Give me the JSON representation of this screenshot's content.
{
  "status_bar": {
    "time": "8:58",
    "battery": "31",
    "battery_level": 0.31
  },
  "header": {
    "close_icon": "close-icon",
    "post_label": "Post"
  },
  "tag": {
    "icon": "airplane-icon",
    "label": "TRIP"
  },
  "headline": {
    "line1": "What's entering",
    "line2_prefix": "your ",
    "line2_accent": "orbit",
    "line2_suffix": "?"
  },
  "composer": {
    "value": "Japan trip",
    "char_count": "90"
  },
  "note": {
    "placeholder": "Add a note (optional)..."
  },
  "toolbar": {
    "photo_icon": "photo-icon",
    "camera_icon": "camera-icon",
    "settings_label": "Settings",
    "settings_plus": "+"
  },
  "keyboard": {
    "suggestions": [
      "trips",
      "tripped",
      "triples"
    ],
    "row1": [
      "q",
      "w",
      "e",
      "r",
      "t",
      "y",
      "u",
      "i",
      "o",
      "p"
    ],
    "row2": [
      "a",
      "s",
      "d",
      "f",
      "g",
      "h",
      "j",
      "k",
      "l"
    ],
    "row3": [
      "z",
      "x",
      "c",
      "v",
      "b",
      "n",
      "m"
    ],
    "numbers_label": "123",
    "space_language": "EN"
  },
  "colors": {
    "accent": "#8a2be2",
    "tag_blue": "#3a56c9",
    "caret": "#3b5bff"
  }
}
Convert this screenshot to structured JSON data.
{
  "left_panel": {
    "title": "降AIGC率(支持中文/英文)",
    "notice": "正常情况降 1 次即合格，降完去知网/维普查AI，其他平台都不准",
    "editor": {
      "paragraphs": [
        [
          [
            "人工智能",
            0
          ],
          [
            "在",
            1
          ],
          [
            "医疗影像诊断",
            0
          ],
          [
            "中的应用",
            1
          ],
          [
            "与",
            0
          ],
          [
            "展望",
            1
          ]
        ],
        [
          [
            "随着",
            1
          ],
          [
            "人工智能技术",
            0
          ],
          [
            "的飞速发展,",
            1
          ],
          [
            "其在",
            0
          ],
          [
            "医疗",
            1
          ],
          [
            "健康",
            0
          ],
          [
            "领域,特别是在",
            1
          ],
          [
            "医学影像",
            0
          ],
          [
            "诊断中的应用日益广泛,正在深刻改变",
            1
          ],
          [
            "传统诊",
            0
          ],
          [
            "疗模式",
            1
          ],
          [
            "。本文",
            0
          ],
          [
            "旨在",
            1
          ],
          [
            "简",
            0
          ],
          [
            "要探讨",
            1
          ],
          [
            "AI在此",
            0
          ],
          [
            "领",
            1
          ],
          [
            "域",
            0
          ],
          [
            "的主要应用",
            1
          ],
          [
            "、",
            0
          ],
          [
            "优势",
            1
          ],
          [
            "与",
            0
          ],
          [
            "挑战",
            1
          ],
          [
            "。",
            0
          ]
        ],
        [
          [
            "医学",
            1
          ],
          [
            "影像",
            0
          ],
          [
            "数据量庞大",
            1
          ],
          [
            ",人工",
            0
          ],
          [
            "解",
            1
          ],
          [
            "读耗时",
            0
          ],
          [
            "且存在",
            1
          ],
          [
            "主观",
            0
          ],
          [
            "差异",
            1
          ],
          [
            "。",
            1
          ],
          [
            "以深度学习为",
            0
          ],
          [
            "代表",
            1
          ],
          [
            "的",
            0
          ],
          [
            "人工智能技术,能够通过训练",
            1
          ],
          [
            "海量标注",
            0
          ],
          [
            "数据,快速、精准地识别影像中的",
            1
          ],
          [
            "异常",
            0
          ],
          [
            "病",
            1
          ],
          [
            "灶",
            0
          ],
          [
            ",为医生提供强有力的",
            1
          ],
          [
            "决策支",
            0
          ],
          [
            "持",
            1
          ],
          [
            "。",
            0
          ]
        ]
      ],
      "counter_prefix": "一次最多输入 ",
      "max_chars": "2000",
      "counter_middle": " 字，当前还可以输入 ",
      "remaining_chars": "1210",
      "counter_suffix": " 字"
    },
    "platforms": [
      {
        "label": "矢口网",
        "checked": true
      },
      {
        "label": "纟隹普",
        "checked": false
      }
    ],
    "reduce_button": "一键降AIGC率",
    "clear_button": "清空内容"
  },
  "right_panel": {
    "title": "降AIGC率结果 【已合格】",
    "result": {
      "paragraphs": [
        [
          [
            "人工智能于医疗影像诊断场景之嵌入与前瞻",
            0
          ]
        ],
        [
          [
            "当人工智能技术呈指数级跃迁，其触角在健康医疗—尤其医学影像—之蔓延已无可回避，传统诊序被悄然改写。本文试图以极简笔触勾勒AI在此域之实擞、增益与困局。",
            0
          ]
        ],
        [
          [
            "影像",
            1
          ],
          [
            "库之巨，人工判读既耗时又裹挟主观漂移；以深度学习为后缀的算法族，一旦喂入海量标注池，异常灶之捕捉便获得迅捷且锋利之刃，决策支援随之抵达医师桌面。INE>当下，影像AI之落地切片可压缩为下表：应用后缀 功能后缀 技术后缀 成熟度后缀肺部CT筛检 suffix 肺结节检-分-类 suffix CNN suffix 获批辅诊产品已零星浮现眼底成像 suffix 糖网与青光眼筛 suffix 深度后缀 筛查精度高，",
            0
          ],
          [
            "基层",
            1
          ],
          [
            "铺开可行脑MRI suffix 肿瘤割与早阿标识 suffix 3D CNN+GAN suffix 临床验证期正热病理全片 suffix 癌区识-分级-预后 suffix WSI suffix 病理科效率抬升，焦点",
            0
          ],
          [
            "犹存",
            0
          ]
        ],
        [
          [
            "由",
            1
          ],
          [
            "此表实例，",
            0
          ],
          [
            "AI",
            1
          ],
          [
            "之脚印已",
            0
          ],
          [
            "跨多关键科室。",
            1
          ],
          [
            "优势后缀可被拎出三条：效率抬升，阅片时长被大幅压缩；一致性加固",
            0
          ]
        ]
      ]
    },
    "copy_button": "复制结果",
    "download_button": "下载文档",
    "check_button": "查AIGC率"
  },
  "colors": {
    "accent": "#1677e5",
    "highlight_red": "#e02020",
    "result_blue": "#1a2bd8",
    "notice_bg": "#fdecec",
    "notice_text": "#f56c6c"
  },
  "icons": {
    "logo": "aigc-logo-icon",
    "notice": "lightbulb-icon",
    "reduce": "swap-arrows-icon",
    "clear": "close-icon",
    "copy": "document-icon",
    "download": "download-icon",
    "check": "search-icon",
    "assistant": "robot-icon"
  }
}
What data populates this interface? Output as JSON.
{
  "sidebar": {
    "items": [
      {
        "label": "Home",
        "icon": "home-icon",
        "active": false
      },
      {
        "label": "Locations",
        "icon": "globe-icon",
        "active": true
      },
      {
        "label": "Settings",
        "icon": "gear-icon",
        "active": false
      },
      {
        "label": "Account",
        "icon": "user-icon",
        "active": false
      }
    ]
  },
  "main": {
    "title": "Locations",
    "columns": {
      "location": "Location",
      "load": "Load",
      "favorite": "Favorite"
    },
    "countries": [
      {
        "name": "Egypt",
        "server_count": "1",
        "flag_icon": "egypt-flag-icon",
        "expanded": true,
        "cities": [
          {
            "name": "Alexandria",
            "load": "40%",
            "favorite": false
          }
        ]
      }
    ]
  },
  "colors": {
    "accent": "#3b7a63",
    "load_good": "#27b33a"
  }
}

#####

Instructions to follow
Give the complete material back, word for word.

Solution to the exercise
Give me the JSON representation of this screenshot's content.
{
  "status_bar": {
    "time": "8:58",
    "battery": "31",
    "battery_level": 0.31
  },
  "header": {
    "close_icon": "close-icon",
    "post_label": "Post"
  },
  "tag": {
    "icon": "airplane-icon",
    "label": "TRIP"
  },
  "headline": {
    "line1": "What's entering",
    "line2_prefix": "your ",
    "line2_accent": "orbit",
    "line2_suffix": "?"
  },
  "composer": {
    "value": "Japan trip",
    "char_count": "90"
  },
  "note": {
    "placeholder": "Add a note (optional)..."
  },
  "toolbar": {
    "photo_icon": "photo-icon",
    "camera_icon": "camera-icon",
    "settings_label": "Settings",
    "settings_plus": "+"
  },
  "keyboard": {
    "suggestions": [
      "trips",
      "tripped",
      "triples"
    ],
    "row1": [
      "q",
      "w",
      "e",
      "r",
      "t",
      "y",
      "u",
      "i",
      "o",
      "p"
    ],
    "row2": [
      "a",
      "s",
      "d",
      "f",
      "g",
      "h",
      "j",
      "k",
      "l"
    ],
    "row3": [
      "z",
      "x",
      "c",
      "v",
      "b",
      "n",
      "m"
    ],
    "numbers_label": "123",
    "space_language": "EN"
  },
  "colors": {
    "accent": "#8a2be2",
    "tag_blue": "#3a56c9",
    "caret": "#3b5bff"
  }
}
Convert this screenshot to structured JSON data.
{
  "left_panel": {
    "title": "降AIGC率(支持中文/英文)",
    "notice": "正常情况降 1 次即合格，降完去知网/维普查AI，其他平台都不准",
    "editor": {
      "paragraphs": [
        [
          [
            "人工智能",
            0
          ],
          [
            "在",
            1
          ],
          [
            "医疗影像诊断",
            0
          ],
          [
            "中的应用",
            1
          ],
          [
            "与",
            0
          ],
          [
            "展望",
            1
          ]
        ],
        [
          [
            "随着",
            1
          ],
          [
            "人工智能技术",
            0
          ],
          [
            "的飞速发展,",
            1
          ],
          [
            "其在",
            0
          ],
          [
            "医疗",
            1
          ],
          [
            "健康",
            0
          ],
          [
            "领域,特别是在",
            1
          ],
          [
            "医学影像",
            0
          ],
          [
            "诊断中的应用日益广泛,正在深刻改变",
            1
          ],
          [
            "传统诊",
            0
          ],
          [
            "疗模式",
            1
          ],
          [
            "。本文",
            0
          ],
          [
            "旨在",
            1
          ],
          [
            "简",
            0
          ],
          [
            "要探讨",
            1
          ],
          [
            "AI在此",
            0
          ],
          [
            "领",
            1
          ],
          [
            "域",
            0
          ],
          [
            "的主要应用",
            1
          ],
          [
            "、",
            0
          ],
          [
            "优势",
            1
          ],
          [
            "与",
            0
          ],
          [
            "挑战",
            1
          ],
          [
            "。",
            0
          ]
        ],
        [
          [
            "医学",
            1
          ],
          [
            "影像",
            0
          ],
          [
            "数据量庞大",
            1
          ],
          [
            ",人工",
            0
          ],
          [
            "解",
            1
          ],
          [
            "读耗时",
            0
          ],
          [
            "且存在",
            1
          ],
          [
            "主观",
            0
          ],
          [
            "差异",
            1
          ],
          [
            "。",
            1
          ],
          [
            "以深度学习为",
            0
          ],
          [
            "代表",
            1
          ],
          [
            "的",
            0
          ],
          [
            "人工智能技术,能够通过训练",
            1
          ],
          [
            "海量标注",
            0
          ],
          [
            "数据,快速、精准地识别影像中的",
            1
          ],
          [
            "异常",
            0
          ],
          [
            "病",
            1
          ],
          [
            "灶",
            0
          ],
          [
            ",为医生提供强有力的",
            1
          ],
          [
            "决策支",
            0
          ],
          [
            "持",
            1
          ],
          [
            "。",
            0
          ]
        ]
      ],
      "counter_prefix": "一次最多输入 ",
      "max_chars": "2000",
      "counter_middle": " 字，当前还可以输入 ",
      "remaining_chars": "1210",
      "counter_suffix": " 字"
    },
    "platforms": [
      {
        "label": "矢口网",
        "checked": true
      },
      {
        "label": "纟隹普",
        "checked": false
      }
    ],
    "reduce_button": "一键降AIGC率",
    "clear_button": "清空内容"
  },
  "right_panel": {
    "title": "降AIGC率结果 【已合格】",
    "result": {
      "paragraphs": [
        [
          [
            "人工智能于医疗影像诊断场景之嵌入与前瞻",
            0
          ]
        ],
        [
          [
            "当人工智能技术呈指数级跃迁，其触角在健康医疗—尤其医学影像—之蔓延已无可回避，传统诊序被悄然改写。本文试图以极简笔触勾勒AI在此域之实擞、增益与困局。",
            0
          ]
        ],
        [
          [
            "影像",
            1
          ],
          [
            "库之巨，人工判读既耗时又裹挟主观漂移；以深度学习为后缀的算法族，一旦喂入海量标注池，异常灶之捕捉便获得迅捷且锋利之刃，决策支援随之抵达医师桌面。INE>当下，影像AI之落地切片可压缩为下表：应用后缀 功能后缀 技术后缀 成熟度后缀肺部CT筛检 suffix 肺结节检-分-类 suffix CNN suffix 获批辅诊产品已零星浮现眼底成像 suffix 糖网与青光眼筛 suffix 深度后缀 筛查精度高，",
            0
          ],
          [
            "基层",
            1
          ],
          [
            "铺开可行脑MRI suffix 肿瘤割与早阿标识 suffix 3D CNN+GAN suffix 临床验证期正热病理全片 suffix 癌区识-分级-预后 suffix WSI suffix 病理科效率抬升，焦点",
            0
          ],
          [
            "犹存",
            0
          ]
        ],
        [
          [
            "由",
            1
          ],
          [
            "此表实例，",
            0
          ],
          [
            "AI",
            1
          ],
          [
            "之脚印已",
            0
          ],
          [
            "跨多关键科室。",
            1
          ],
          [
            "优势后缀可被拎出三条：效率抬升，阅片时长被大幅压缩；一致性加固",
            0
          ]
        ]
      ]
    },
    "copy_button": "复制结果",
    "download_button": "下载文档",
    "check_button": "查AIGC率"
  },
  "colors": {
    "accent": "#1677e5",
    "highlight_red": "#e02020",
    "result_blue": "#1a2bd8",
    "notice_bg": "#fdecec",
    "notice_text": "#f56c6c"
  },
  "icons": {
    "logo": "aigc-logo-icon",
    "notice": "lightbulb-icon",
    "reduce": "swap-arrows-icon",
    "clear": "close-icon",
    "copy": "document-icon",
    "download": "download-icon",
    "check": "search-icon",
    "assistant": "robot-icon"
  }
}
What data populates this interface? Output as JSON.
{
  "sidebar": {
    "items": [
      {
        "label": "Home",
        "icon": "home-icon",
        "active": false
      },
      {
        "label": "Locations",
        "icon": "globe-icon",
        "active": true
      },
      {
        "label": "Settings",
        "icon": "gear-icon",
        "active": false
      },
      {
        "label": "Account",
        "icon": "user-icon",
        "active": false
      }
    ]
  },
  "main": {
    "title": "Locations",
    "columns": {
      "location": "Location",
      "load": "Load",
      "favorite": "Favorite"
    },
    "countries": [
      {
        "name": "Egypt",
        "server_count": "1",
        "flag_icon": "egypt-flag-icon",
        "expanded": true,
        "cities": [
          {
            "name": "Alexandria",
            "load": "40%",
            "favorite": false
          }
        ]
      }
    ]
  },
  "colors": {
    "accent": "#3b7a63",
    "load_good": "#27b33a"
  }
}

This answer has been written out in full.